Skip to content

Waterhouse-Friderichsen syndrome




Endocrine system

Adrenal gland disorders
Thyroid gland disorders
Parathyroid gland disorders
Pancreatic disorders
Pituitary gland disorders
Gonadal dysfunction
Polyglandular syndromes
Endocrine tumors
Endocrine system pathology review

Waterhouse-Friderichsen syndrome


0 / 7 complete


1 / 1 complete
High Yield Notes
4 pages

Waterhouse-Friderichsen syndrome

7 flashcards

USMLE® Step 1 style questions USMLE

1 questions

USMLE® Step 2 style questions USMLE

1 questions

A 20-year-old man comes to the emergency department because of fever and altered mental status. Physical examination reveals a petechial rash on his trunk and arms and a positive Kernig sign. Two hours later he becomes hypotensive, and fluid resuscitation does not restore his blood pressure. A comprehensive metabolic panel is obtained and shows a sodium level of 119 mEq/L and potassium level of 6.0 mEq/L. A repeat physical examination shows generalized abdominal tenderness elicited upon deep palpation. Which of the following is the most likely additional finding? 

External References

Content Reviewers:

Rishi Desai, MD, MPH

Waterhouse-Friderichsen syndrome occurs when the blood vessels in the adrenal gland rupture during a severe bacterial infection, turning the adrenal glands into sacks of blood.

This results in adrenal crisis, or acute adrenal insufficiency, which is when the adrenal gland suddenly stops producing hormones.

The syndrome is named after two physicians - Waterhouse and Friderichsen who separately described the syndrome back in the early 1900’s.

Now, there are two adrenal glands, one above each kidney, and each one has an inner layer called the medulla and an outer layer called the cortex.

The adrenal cortex is subdivided into three more layers, the zona glomerulosa, zona fasciculata, and the zona reticularis.

The adrenal cortex secretes hormones under the control of adrenocorticotropic hormone, released by pituitary gland.

The outermost layer is the zona glomerulosa, which makes the hormone aldosterone.

Aldosterone acts on the nephrons of the kidney, and decrease potassium levels, increase sodium levels, and increase blood volume and blood pressure.

The middle layer is the zona fasciculata, which makes the hormone cortisol, as well as other glucocorticoids.

The main job of glucocorticoid is to increase blood glucose levels, especially when there’s emotional and physical stress.

Finally, the innermost layer is the zona reticularis, which makes a group of sex hormones called androgens.

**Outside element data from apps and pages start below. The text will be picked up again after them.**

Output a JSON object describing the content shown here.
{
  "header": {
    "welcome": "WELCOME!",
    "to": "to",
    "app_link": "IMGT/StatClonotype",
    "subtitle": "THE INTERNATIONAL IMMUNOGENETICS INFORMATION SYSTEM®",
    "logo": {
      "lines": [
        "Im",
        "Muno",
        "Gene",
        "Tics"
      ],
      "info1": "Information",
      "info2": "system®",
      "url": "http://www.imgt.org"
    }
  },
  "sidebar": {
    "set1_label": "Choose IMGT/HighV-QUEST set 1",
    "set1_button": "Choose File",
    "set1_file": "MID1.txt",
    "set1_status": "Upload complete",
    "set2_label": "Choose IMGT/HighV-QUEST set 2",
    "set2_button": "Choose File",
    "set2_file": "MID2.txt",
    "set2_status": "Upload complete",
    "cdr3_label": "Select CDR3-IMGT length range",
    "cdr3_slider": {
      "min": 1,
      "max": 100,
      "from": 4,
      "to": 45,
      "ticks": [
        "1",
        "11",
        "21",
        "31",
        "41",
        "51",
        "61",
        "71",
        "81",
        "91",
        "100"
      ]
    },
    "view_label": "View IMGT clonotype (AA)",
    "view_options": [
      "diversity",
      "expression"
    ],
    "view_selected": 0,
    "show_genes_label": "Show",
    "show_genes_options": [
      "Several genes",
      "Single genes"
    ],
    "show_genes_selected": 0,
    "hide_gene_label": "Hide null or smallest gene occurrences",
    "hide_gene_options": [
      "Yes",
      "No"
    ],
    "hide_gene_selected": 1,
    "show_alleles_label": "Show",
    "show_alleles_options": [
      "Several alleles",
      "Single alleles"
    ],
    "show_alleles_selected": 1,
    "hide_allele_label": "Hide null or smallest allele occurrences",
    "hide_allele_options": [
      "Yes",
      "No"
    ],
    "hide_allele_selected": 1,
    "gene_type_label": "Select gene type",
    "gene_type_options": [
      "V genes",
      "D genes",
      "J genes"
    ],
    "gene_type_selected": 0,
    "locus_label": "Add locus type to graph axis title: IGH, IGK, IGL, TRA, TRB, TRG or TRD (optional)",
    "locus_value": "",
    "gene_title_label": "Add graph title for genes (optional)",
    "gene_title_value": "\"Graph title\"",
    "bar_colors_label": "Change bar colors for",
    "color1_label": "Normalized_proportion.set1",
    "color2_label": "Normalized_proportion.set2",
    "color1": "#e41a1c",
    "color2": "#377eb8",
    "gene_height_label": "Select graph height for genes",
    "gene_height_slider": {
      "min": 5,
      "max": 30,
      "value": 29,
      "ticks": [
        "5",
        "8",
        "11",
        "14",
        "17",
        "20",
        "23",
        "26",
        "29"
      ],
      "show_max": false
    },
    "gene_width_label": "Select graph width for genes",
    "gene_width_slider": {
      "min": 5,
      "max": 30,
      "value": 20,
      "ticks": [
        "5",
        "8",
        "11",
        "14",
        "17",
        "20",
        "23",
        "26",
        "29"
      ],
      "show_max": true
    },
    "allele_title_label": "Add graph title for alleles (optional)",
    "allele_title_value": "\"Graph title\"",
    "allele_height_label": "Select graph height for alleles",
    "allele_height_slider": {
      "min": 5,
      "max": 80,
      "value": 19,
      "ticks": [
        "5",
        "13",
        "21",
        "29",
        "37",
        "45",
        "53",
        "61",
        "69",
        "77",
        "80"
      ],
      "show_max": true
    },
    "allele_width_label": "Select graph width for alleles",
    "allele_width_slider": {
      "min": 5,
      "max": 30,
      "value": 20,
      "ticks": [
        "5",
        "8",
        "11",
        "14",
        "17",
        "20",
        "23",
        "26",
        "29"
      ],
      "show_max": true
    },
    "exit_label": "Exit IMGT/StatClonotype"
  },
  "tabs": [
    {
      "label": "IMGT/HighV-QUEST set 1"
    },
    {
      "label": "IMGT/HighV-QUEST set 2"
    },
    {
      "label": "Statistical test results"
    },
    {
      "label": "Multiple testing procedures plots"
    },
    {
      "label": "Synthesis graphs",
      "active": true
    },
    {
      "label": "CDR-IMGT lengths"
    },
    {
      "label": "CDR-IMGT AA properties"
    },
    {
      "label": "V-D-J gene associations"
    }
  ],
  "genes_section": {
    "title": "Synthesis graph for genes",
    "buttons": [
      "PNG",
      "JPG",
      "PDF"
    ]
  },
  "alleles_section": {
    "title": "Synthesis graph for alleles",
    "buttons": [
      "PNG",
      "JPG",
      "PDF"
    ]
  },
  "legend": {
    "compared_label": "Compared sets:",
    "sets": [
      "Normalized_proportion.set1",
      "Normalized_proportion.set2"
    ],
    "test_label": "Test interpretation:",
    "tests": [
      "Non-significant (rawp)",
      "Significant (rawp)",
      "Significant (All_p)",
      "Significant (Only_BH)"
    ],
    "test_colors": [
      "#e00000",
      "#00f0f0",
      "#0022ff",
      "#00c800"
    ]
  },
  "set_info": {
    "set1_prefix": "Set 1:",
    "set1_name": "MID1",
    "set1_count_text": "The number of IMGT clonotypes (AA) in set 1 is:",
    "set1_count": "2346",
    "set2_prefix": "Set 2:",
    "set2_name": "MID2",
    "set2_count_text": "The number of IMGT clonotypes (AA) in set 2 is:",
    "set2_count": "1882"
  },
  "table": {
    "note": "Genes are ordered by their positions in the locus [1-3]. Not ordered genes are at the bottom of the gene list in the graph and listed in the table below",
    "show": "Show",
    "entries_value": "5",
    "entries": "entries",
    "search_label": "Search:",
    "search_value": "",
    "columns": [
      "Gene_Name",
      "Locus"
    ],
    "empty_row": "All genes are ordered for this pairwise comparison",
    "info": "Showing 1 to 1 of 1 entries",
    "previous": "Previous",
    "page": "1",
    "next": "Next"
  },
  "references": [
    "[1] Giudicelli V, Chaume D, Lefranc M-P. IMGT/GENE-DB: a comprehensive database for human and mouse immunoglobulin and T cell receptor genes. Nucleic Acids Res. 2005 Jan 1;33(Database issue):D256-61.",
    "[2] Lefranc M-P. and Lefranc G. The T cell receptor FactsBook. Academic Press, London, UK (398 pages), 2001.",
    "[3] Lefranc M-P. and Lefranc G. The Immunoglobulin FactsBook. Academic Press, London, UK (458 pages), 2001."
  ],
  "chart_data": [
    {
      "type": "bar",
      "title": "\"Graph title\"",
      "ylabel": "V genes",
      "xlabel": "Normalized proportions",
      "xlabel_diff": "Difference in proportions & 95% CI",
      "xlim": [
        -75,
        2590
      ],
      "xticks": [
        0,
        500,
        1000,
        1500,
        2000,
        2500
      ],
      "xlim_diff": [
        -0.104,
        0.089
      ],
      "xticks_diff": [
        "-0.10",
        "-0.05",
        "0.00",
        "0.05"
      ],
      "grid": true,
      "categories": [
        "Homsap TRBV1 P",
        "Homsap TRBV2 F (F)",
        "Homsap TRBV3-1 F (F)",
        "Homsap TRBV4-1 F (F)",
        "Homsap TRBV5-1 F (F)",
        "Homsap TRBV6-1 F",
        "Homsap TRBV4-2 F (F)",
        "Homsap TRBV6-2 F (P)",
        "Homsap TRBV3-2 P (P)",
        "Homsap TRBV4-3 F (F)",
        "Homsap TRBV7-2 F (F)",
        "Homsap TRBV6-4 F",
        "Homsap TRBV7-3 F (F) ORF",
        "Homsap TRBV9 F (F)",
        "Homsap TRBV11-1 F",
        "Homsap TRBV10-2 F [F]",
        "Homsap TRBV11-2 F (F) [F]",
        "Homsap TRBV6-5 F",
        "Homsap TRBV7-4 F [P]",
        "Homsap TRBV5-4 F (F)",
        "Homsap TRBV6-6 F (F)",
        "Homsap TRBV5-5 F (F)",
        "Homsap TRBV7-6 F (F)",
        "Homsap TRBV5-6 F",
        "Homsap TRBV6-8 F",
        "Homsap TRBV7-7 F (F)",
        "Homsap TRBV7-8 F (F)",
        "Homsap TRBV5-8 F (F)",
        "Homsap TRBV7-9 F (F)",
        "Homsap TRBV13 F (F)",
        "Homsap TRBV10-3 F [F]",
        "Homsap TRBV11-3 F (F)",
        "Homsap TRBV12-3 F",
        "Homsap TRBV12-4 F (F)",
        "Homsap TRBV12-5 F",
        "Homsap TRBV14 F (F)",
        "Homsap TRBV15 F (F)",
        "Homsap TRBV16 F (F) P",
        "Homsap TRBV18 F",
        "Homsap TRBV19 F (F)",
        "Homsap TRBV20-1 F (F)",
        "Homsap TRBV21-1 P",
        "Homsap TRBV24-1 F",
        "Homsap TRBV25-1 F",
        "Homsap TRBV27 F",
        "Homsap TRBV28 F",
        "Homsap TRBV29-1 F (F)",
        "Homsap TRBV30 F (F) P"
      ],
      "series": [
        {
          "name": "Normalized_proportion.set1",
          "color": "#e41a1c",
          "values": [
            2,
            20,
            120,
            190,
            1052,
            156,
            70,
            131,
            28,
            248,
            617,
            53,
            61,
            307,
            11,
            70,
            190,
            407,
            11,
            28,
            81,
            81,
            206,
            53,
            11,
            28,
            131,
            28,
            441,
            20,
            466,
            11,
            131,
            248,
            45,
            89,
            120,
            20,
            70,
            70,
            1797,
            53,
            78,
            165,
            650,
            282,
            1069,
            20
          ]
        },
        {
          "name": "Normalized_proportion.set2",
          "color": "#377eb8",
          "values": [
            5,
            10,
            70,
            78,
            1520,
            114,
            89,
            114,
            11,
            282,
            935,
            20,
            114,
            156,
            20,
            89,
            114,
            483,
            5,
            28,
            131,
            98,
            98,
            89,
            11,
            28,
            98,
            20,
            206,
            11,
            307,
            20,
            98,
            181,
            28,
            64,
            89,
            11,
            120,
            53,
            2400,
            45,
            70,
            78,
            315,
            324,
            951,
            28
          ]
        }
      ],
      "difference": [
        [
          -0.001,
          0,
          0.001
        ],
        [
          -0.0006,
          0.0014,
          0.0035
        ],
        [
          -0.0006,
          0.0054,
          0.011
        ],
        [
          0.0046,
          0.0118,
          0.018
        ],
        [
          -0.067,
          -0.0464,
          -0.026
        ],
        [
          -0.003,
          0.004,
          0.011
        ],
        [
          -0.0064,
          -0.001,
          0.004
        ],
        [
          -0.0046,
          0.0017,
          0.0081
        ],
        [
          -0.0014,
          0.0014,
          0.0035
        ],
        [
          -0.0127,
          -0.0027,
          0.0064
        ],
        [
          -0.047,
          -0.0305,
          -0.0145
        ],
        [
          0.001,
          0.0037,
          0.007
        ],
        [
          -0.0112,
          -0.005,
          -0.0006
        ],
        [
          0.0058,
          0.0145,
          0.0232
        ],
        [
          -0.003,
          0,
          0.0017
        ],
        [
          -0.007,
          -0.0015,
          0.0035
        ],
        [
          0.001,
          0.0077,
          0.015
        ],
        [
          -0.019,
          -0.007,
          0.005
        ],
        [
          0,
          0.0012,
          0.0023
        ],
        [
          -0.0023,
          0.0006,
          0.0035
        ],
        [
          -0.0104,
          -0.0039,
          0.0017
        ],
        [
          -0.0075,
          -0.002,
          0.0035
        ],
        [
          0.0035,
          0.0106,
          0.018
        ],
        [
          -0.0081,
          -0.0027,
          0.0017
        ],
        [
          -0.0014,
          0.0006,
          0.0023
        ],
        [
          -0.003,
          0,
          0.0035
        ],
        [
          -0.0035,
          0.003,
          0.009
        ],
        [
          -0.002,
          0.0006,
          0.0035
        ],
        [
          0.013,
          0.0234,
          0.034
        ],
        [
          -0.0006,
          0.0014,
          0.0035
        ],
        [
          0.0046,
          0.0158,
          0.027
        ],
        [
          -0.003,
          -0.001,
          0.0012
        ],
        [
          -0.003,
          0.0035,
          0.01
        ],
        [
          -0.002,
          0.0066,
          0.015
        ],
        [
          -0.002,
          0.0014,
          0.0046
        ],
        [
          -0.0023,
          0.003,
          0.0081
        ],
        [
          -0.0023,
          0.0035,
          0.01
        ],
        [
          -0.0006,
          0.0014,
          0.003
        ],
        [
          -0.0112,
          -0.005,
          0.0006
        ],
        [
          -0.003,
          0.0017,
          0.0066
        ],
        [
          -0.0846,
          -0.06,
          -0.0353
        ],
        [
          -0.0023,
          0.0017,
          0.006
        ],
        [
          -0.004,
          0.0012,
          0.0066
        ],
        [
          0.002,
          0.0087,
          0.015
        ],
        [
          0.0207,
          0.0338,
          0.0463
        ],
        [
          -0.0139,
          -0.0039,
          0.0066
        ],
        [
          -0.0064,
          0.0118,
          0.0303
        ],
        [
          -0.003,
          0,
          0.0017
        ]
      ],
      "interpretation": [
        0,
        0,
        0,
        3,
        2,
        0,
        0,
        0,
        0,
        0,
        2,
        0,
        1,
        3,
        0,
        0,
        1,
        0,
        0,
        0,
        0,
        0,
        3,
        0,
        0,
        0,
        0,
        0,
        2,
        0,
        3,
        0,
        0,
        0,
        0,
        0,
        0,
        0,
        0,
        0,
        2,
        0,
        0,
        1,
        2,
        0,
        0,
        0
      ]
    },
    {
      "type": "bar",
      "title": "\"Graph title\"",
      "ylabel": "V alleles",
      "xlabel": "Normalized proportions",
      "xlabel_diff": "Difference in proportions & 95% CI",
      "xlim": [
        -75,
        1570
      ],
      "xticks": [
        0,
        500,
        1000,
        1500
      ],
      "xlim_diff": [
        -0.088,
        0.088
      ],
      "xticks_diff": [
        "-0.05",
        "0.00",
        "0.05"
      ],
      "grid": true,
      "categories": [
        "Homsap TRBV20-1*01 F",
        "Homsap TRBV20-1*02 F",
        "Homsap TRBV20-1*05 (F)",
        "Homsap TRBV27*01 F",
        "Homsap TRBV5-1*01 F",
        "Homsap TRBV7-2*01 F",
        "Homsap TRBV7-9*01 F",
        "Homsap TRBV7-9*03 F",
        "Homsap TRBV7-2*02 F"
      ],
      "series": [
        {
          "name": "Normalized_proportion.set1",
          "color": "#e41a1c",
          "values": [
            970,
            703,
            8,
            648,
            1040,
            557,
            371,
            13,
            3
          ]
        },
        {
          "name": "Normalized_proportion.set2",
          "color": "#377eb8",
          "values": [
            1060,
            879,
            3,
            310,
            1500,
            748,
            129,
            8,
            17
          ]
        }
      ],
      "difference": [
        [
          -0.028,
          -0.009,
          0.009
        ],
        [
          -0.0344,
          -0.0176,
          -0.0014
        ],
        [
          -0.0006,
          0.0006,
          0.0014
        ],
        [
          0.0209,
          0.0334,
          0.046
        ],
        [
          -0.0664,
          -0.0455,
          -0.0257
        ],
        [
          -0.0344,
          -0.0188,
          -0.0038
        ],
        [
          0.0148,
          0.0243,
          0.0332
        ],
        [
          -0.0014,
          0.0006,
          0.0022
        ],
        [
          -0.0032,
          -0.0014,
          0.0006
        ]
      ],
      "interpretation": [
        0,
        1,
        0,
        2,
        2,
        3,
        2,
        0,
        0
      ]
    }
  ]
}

In men, androgen stimulates development of male reproductive tissues and secondary sex characteristics like facial hair and a large Adam’s apple.

In women, androgen causes a growth spurt, and growth of underarm and pubic hair during puberty.

The adrenal gland gets blood through three main arteries- the superior, middle, and inferior suprarenal arteries.

All three divide into branches that supply the adrenal cortex and the adrenal medulla.

After delivering oxygen to those tissues, the blood starts to collect again in the medullary vein and eventually into the suprarenal vein.

The root cause of Waterhouse-Friderichsen syndrome is severe bacterial infection, or sepsis.

This sepsis is typically due to Neisseria meningitidis, which is a gram-negative bacteria that is best known for causing meningitis.

Other bacteria that can cause Waterhouse-Friderichsen syndrome include Pseudomonas aeruginosa and Haemophilus influenzae.

The outer membrane of these bacteria contains endotoxins, which are large clunky lipopolysaccharide molecules, or LPS.

These LPS molecules directly damage endothelial cells of the blood vessels, and cause them to release procoagulant-like tissue factor, which promotes blood clot formation within blood vessels.

  1. "Robbins Basic Pathology" Elsevier (2017)
  2. "Harrison's Principles of Internal Medicine, Twentieth Edition (Vol.1 & Vol.2)" McGraw-Hill Education / Medical (2018)
  3. "Pathophysiology of Disease: An Introduction to Clinical Medicine 8E" McGraw-Hill Education / Medical (2018)
  4. "CURRENT Medical Diagnosis and Treatment 2020" McGraw-Hill Education / Medical (2019)
  5. "<i>Staphylococcus aureus</i>Sepsis and the Waterhouse–Friderichsen Syndrome in Children" New England Journal of Medicine (2005)
  6. "Waterhouse-Friderichsen syndrome without purpura due to Haemophilus influenzae group B." Postgraduate Medical Journal (1985)